These ominous tags suggest a fearsome creature, yet today the grays are most commonly known as the friendly whale, the species that inspired the whale-watching industry. Eye of the Whale shows the life-changing effect the gray whale has had upon people past and present -- whalers, hunters, marine scientists, whale watchers, and even businessmen -- who have looked into the eye of a whale and have come away transformed. Over the course of this astonishing book, the gray whale emerges as a millennial metaphor, mirroring a host of ecological, political, and social issues concerning our relationship to nature.
The book also traces the remarkable story of Charles Melville Scammon, the whaling captain responsible for bringing gray whales to the brink of extinction after discovering the Baja lagoons in the 1850s to 1860s. Paradoxically, he went on to become one of the most renowned naturalist writers of his time, and in 1874 authored and illustrated a still-definitive work, The Marine Mammals of the North-Western Coast of North America.
More than a hundred years later, author Dick Russell sets out to track the migration of the gray whale and to retrace Scammon's own path. This epic journey stretches from Mexico to California, Oregon, Washington, Vancouver Island, Alaska, and into Siberia and even remote Sakhalin Island in the Russian Far East. In these exotic locales seethe the current controversies surrounding the gray whale: an effort by Mitsubishi and the Mexican government to build a massive new salt factory within its pristine nursery area; the Makah tribe's renewed hunting of gray whales after a hiatus of seventy years; Japan's recruitment of the Makah and other indigenous peoples in their quest to resurrect commercial whaling.
Eye of the Whale is a stunning work of scientific reporting and travel writing that greatly advances our understanding not only of the gray whale but of the natural world.
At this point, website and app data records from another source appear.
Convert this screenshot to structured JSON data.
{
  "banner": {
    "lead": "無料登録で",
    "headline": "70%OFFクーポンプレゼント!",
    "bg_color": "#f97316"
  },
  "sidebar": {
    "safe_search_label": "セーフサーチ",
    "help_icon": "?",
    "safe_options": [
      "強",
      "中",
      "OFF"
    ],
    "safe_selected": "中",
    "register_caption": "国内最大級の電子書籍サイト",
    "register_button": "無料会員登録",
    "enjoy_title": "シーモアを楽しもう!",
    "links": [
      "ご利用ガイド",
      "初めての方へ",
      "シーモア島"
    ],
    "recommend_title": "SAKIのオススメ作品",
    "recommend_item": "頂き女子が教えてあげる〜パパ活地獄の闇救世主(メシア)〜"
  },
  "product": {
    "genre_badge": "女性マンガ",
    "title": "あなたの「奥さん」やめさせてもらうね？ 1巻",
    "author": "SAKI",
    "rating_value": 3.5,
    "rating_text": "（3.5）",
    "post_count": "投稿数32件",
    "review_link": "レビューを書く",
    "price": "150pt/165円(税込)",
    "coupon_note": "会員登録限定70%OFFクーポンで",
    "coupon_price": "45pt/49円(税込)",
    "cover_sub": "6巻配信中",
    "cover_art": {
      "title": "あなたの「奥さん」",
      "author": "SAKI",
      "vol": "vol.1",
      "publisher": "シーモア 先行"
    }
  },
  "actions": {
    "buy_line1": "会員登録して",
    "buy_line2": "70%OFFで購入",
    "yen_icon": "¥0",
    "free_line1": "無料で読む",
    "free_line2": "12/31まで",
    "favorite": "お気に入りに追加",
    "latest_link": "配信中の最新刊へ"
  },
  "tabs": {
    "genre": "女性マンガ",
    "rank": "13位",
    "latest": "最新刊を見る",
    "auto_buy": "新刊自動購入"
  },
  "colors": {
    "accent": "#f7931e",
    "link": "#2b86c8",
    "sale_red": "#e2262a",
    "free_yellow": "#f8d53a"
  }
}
While it may be impossible to know for certain the fate of this majestic creature, with Russell's sage guidance we may glimpse it -- in the eye of the whale., -, The findings from wide-ranging interviews and careful historical research, Black Genius explores the roots of black achievement in America. The results are surprising and inspiring. Interweaving past and present, beginning with this country's inception, Russell covers the importance of continuity and tradition in nurturing black artists, scientists, and leaders.Here are memorable portraits of Wynton Marsalis, Ralph Ellison, Louis Armstrong, Toni Morrison, Duke Ellington, James Baldwin, Paul Robeson, Muhammad Ali, Lois Mailou-Jones, and other black notables. Through their eyes, we see how they were inspired, fostered, and encouraged by their mentors, how the creative tradition was passed from one generation to the next. This great theme of interconnectedness is played out, for example, in Wynton Marsalis's links to not only Ellington and Armstrong, but also, through the venerable author Albert Murray, to Ellison and the artist Romare Bearden. In addition to these well-known figures, Russell also rediscovers less familiar ones: writers, activists, scientists, and artists whose reputations may be underrecognized, whose courage and achievements are something to aspire toward.